**Exercise**:
Present each line of the entries below that holds the word "fields".

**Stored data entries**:
════════════════════

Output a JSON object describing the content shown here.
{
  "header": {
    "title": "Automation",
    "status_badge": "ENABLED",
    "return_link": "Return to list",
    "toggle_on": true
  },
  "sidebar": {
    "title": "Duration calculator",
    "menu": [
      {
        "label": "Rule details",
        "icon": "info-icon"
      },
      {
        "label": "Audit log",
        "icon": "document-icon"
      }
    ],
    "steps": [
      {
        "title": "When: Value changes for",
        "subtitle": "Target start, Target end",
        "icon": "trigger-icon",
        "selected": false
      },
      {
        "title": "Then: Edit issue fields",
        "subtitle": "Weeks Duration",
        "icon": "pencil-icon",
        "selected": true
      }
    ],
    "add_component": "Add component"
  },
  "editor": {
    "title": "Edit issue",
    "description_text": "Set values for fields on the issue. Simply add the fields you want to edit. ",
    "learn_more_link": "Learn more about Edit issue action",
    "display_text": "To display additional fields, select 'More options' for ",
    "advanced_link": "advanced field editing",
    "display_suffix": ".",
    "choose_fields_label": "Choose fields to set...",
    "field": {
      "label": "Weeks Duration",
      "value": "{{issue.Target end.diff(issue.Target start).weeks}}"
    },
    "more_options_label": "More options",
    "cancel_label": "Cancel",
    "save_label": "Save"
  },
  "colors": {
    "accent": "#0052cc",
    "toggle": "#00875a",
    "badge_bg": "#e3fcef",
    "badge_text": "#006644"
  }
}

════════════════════

**Solution to this task**:
        "title": "Then: Edit issue fields",
    "description_text": "Set values for fields on the issue. Simply add the fields you want to edit. ",
    "display_text": "To display additional fields, select 'More options' for ",
    "choose_fields_label": "Choose fields to set...",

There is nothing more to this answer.